    diggEmail Print CommentThey just won't be staffed by Maywood employees. The city can't have any staff because it can't get liability or worker's compensation insurance for them. Maywood's carrier, the California Joint Powers Insurance Authority, dropped it earlier this month in part because of several police-related claims.

    Instead of declaring bankruptcy, Maywood officials decided to outsource all city functions. The Los Angeles County Sheriff's Department will patrol the streets, while the neighboring city of Bell will cover other city functions, such as staffing City Hall.

    Maywood already relies on contract workers and outsources many city services. The director of parks and recreation, for instance, is a contractor, and the city's lights, landscaping and street sweeping are handled by private companies. Los Angeles County maintains the library and fire department.

    Some of Maywood's 96 employees -- which include 41 police officers -- will also continue as contract workers. Elected officials, such as the city council and the city clerk, will remain on the job in the 1.5-square-mile municipality, which has about 45,000 residents.

    "Odds are residents will see the same faces as in years past, just under a different administrative process," said Magdalena Prado, the city's community relations director, who is a contract worker and is keeping her post.

    Maywood is billing itself as the first American city to outsource all of its city services. In an odd twist, officials say it can provide even better services because the shift will help it save money and close a $450,000 shortfall in its $10 million general fund budget.

    For instance, the contract with the sheriff's department costs about half of the more than $7 million spent annually to maintain the Maywood police department, Prado said. And patrols will be increased.

    "Our community will continue to receive quality services," Mayor Ana Rosa Riso said in a statement. "Maywood's streets will continue to be swept, our summer park programs will continue to operate and our waste will be collected and hauled as scheduled."

    Stressed cities
    A growing number of cities are looking to contract out or share services regionally as the economic downturn takes its toll on municipal budgets.

    "Everything is on the table," said Chris Hoene, research director at the National League of Cities. "The fiscal stress cities are feeling mean they are looking for alternative options to deliver services that cost less money."

    Some 7 in 10 city officials said they are cutting personnel to balances their budgets, while another 68% are holding off on capital projects, according to a survey the league did in May. More than half of respondents say they will make to further slash city services next year if taxes or fees are not raised.
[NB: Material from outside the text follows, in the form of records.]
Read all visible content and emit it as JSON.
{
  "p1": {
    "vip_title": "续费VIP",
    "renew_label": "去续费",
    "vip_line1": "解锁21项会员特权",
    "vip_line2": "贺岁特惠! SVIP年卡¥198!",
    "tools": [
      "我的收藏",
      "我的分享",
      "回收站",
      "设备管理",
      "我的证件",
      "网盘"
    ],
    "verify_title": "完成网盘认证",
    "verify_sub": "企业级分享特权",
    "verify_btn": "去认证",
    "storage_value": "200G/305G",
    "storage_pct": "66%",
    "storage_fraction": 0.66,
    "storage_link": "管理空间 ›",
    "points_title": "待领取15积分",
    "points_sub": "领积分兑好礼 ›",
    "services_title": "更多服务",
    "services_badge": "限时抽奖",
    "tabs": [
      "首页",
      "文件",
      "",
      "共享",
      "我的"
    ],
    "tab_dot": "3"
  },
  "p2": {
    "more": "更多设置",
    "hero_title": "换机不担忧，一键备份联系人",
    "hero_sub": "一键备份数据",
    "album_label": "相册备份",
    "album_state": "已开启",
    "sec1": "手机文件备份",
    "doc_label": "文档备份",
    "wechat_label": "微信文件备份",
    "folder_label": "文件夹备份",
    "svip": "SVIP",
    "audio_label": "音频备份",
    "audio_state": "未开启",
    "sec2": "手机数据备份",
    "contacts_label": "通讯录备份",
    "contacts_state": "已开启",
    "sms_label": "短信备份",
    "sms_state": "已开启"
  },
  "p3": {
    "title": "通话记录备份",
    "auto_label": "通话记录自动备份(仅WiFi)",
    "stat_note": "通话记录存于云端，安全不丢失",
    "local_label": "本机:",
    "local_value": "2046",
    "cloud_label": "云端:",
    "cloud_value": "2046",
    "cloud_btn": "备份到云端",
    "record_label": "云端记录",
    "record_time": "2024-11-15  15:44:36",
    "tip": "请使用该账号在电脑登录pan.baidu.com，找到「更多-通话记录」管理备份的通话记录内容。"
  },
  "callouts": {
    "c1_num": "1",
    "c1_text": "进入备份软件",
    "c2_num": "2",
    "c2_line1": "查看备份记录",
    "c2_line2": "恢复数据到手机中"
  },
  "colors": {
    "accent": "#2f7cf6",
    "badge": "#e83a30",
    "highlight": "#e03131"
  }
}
    Not everyone is distressed by Maywood's unusual plan for providing city services. While Jesus Padilla feels sorry for the workers being affected, he thinks things might improve. He's made lots of calls to the county sheriff's department when he worked as a security guard and said officers always responded promptly.

    "The council made the best decision it could," said Padilla, a local activist who has lived in Maywood for more than 30 years. "It's going to be good for the city and the citizens."